Former state treasurer Barbara Hafer said all the Democratic candidates running for governor are “exceptional,” but she urged support for Allyson Schwartz, congresswoman in the 13th District.
“She is a go-getter,” Hafer said. “She won in Philadelphia as a Jewish woman. … She has worked tirelessly, she has performed” and started a health care clinic for women in Philadelphia.
Dr. Maureen McHugh spoke on behalf of gubernatorial hopeful Tom Wolf, a former state secretary of revenue whose family business is a major supplier of kitchen cabinets in America.
“He’s an earnest person, an honest person,” McHugh said. “His motto is ‘A Fresh Start for Pennsylvania.’”
McHugh said Wolf also strongly supports better education to provide a promising future for the state’s children.
Former 12th District Congressman Mark Critz is running for lieutenant governor.
“Public service is the job I should have been doing all my life,” Critz said, because it has given him the most satisfaction.
“This is about November,” Critz said. “We need to put the strongest candidate in the field.” All the gubernatorial candidates are from the eastern half of the state, and Critz said that as a resident of western Pennsylvania he would be part of a Democratic ticket that could defeat incumbent Gov. Tom Corbett in the fall.

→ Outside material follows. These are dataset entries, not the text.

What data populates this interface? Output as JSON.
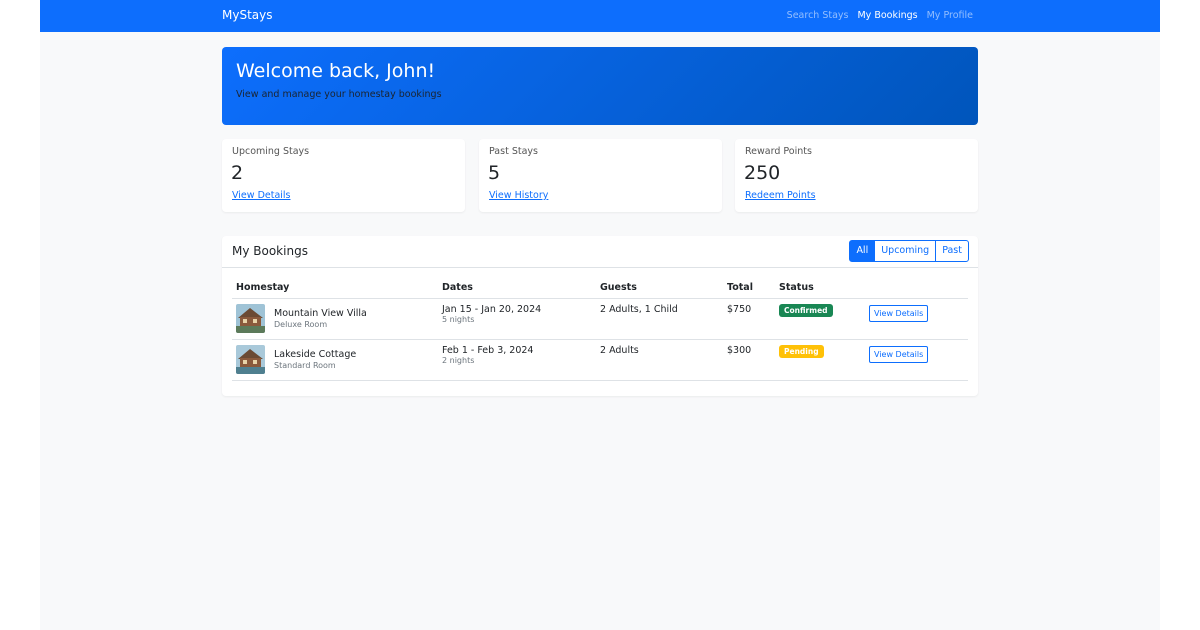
{
  "nav": {
    "brand": "MyStays",
    "links": [
      "Search Stays",
      "My Bookings",
      "My Profile"
    ]
  },
  "hero": {
    "title": "Welcome back, John!",
    "subtitle": "View and manage your homestay bookings"
  },
  "stats": [
    {
      "label": "Upcoming Stays",
      "value": "2",
      "link": "View Details"
    },
    {
      "label": "Past Stays",
      "value": "5",
      "link": "View History"
    },
    {
      "label": "Reward Points",
      "value": "250",
      "link": "Redeem Points"
    }
  ],
  "bookings": {
    "title": "My Bookings",
    "filters": [
      "All",
      "Upcoming",
      "Past"
    ],
    "active_filter": "All",
    "columns": [
      "Homestay",
      "Dates",
      "Guests",
      "Total",
      "Status",
      ""
    ],
    "rows": [
      {
        "name": "Mountain View Villa",
        "room": "Deluxe Room",
        "dates": "Jan 15 - Jan 20, 2024",
        "nights": "5 nights",
        "guests": "2 Adults, 1 Child",
        "total": "$750",
        "status": "Confirmed",
        "action": "View Details"
      },
      {
        "name": "Lakeside Cottage",
        "room": "Standard Room",
        "dates": "Feb 1 - Feb 3, 2024",
        "nights": "2 nights",
        "guests": "2 Adults",
        "total": "$300",
        "status": "Pending",
        "action": "View Details"
      }
    ]
  },
  "colors": {
    "primary": "#0d6efd",
    "success": "#198754",
    "warning": "#ffc107",
    "background": "#f8f9fa"
  }
}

Lieutenant governor candidate Brad Koplinski said that as a member of Harrisburg’s city council he helped the capital city get out of a $350 million debt.

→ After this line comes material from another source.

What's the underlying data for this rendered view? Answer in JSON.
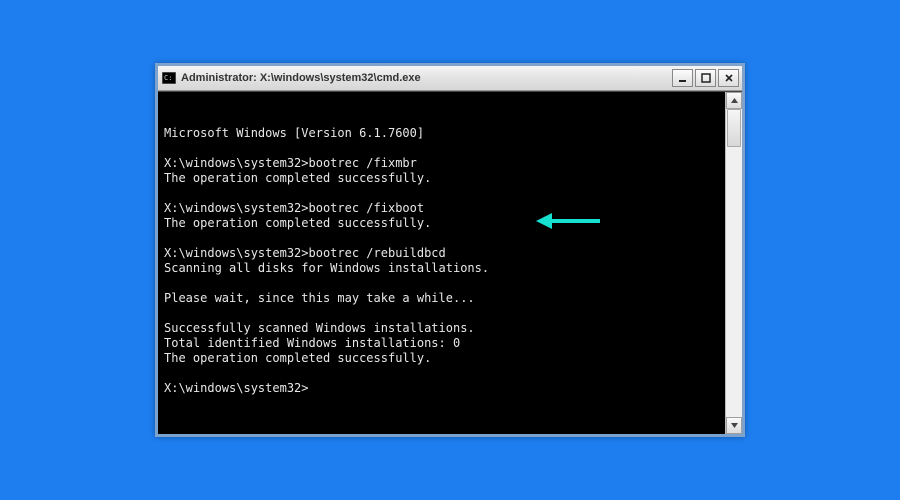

Koplinski said Corbett does not have a comprehensive jobs plan.
“Marcellus shale — absolutely wrong what he’s done with that. … Tom Corbett has not been a friend of women,” Koplinski said.

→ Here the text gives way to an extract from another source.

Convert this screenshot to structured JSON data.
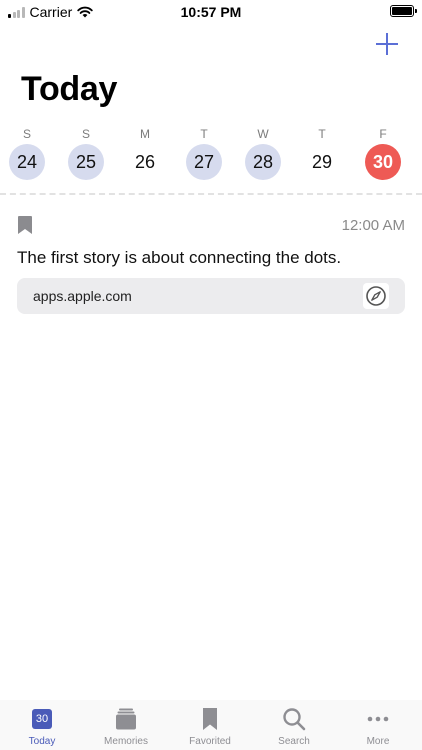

Jim Blue urged support for lieutenant governor candidate W. Brandon Neuman, 32, a state representative from Washington County.
“Brandon has natural leadership ability,” Blue said. “He’s young, he’s intelligent, he has high energy. … He’s pushing jobs and child protection. He’s a fiscal conservative.
“He’s from the west as well,” Blue added. “We need a voice for the western half of the state.”
Alanna Hartzok, of Franklin County, is unopposed for the Democratic nomination for representative in Congress from the 9th District. She has worked with nonprofit organizations.
“We have a democracy problem with wealth and equality,” she said, adding she decided to run for office because of joblessness among youth, child impoverishment and a growing heroin problem she said she has seen in the 9th District.
And Robert “Toby” Santik, a member of Punxsutawney Borough council and co-owner of 5-Star Frac Support Services, is unopposed for the Democratic nomination for the 66th District in the Pennsylvania House.
Santik described himself as a proponent for coal, oil and natural gas and timber.
“This is the 66th District. It’s the essence of what we are,” Santik said. “I want to move the 66th in a new direction. I want to represent everybody.”
State Rep. Joseph Petrarca, whose 55th District gained Saltsburg Borough under redistricting, spoke to the crowd earlier in the evening because he had to leave for another engagement.
Pat Heilman, co-president of the federation, urged the county’s Democrats to work to get voters to the polls on May 20.
“Democrats don’t let Democrats vote alone,” she said, and she challenged everyone to take one other Democrat with them to the polls in May and to take two others with them in November.